"The most significant changes to daily life are that I am teaching remotely from home and splitting child care with Kate," Ailabouni said.
Their kids used to be in day care five days per week, while John was teaching at Luther and Winona State, and Kate was in nursing school full time, with clinical rotations at Mayo. Now, they’re both managing full-time work and school and full-time child care.
"We try to give the other half the day for work," Ailabouni said. "Everything else gets done while the kids are asleep."
Another big change for him is he’s no longer performing live.
"April was going to be a very busy performing month," he said, with engagements at the First Presbyterian Church here, "Jazz From Broadway" with the Rochester Chamber Music Society, a Des Moines Big Band gig, and a recording session with the Iowa Jazz Composers Orchestra.
A particularly difficult cancellation for Ailabouni was an April jazz service at Gloria Dei Lutheran Church here.
"Bringing jazz into worship is something I’ve been doing for the last ten years," he said. "Being the catalyst for jazz in worship feels increasingly like an honest expression of who I am artistically. I love to take the sophistication, soulfulness and innate spirituality I see in jazz and combine it with the hymnary and liturgical traditions of the church."
It’s been a big adjustment for the musician to have an open performance calendar.
"It’s forced me to slow down — to take a deep breath and try to take more time to care for myself and family," he said, adding, "Naturally, I also miss performing and connecting with other musicians."
To make use of his increased practice time, he’s tackling new musical challenges that stretch his abilities.

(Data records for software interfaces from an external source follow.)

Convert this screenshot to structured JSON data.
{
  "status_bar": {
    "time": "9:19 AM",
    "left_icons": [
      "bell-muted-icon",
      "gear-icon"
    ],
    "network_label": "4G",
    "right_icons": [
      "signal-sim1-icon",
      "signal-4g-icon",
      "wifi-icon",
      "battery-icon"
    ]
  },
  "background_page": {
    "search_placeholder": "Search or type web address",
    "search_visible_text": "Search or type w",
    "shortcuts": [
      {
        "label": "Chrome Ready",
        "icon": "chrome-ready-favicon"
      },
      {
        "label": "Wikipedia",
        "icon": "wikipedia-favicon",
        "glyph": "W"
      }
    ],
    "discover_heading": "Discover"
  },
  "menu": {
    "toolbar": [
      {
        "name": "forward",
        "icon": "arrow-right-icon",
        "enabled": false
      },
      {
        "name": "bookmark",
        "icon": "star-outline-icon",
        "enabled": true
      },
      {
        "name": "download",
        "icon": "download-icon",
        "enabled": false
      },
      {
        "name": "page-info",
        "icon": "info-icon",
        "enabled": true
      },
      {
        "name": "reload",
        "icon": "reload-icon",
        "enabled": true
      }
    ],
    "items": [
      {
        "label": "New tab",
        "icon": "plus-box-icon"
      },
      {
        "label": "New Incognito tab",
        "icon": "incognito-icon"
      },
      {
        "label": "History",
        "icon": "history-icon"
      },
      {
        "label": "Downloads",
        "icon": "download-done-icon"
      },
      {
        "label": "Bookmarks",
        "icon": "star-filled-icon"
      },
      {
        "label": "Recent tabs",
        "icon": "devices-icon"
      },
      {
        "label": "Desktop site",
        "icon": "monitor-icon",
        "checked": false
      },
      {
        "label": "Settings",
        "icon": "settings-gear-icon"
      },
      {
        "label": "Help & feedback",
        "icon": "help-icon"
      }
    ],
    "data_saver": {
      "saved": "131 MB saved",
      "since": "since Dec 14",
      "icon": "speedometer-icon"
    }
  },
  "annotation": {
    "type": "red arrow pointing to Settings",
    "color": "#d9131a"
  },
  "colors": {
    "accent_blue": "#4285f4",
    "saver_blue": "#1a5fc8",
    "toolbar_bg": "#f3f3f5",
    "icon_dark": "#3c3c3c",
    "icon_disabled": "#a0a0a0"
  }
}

"So far, I’ve mostly been composing musical challenges and exercises for myself," he said.
He’s also planning to record some of his original music virtually, by asking musician friends across the country to contribute tracks on their instruments and combining them into a finished project.
"I think we’ll see more and more musical collaborations of this kind over the next year," he said. "It’s the next best thing to standing beside fellow musicians to collaborate or perform."
Ailabouni said these new challenges are keeping him inspired the same way an upcoming performance might.
"I'm also doing more deep listening to recordings by my heroes to cope, to be inspired, and to persevere," he said.
Among Ailabouni’s jazz heroes are Miles Davis, John Coltrane, Clifford Brown, Ella Fitzgerald, Wayne Shorter, Mary Lou Williams, Count Basie and Woody Shaw.
Besides being able to spend more time with his musical heroes, he’s also been able to spend more time with his young children.
"They are at this incredible age where they are learning new things every week — every day, even," he said. "I feel closer to them than ever, which has been a real gift."
"I’ve also been forced to examine what’s really important," he continued. " I’ve spent more time talking with family and friends, some of whom I haven’t spoken with in years. These conversations always leave me feeling connected and hopeful."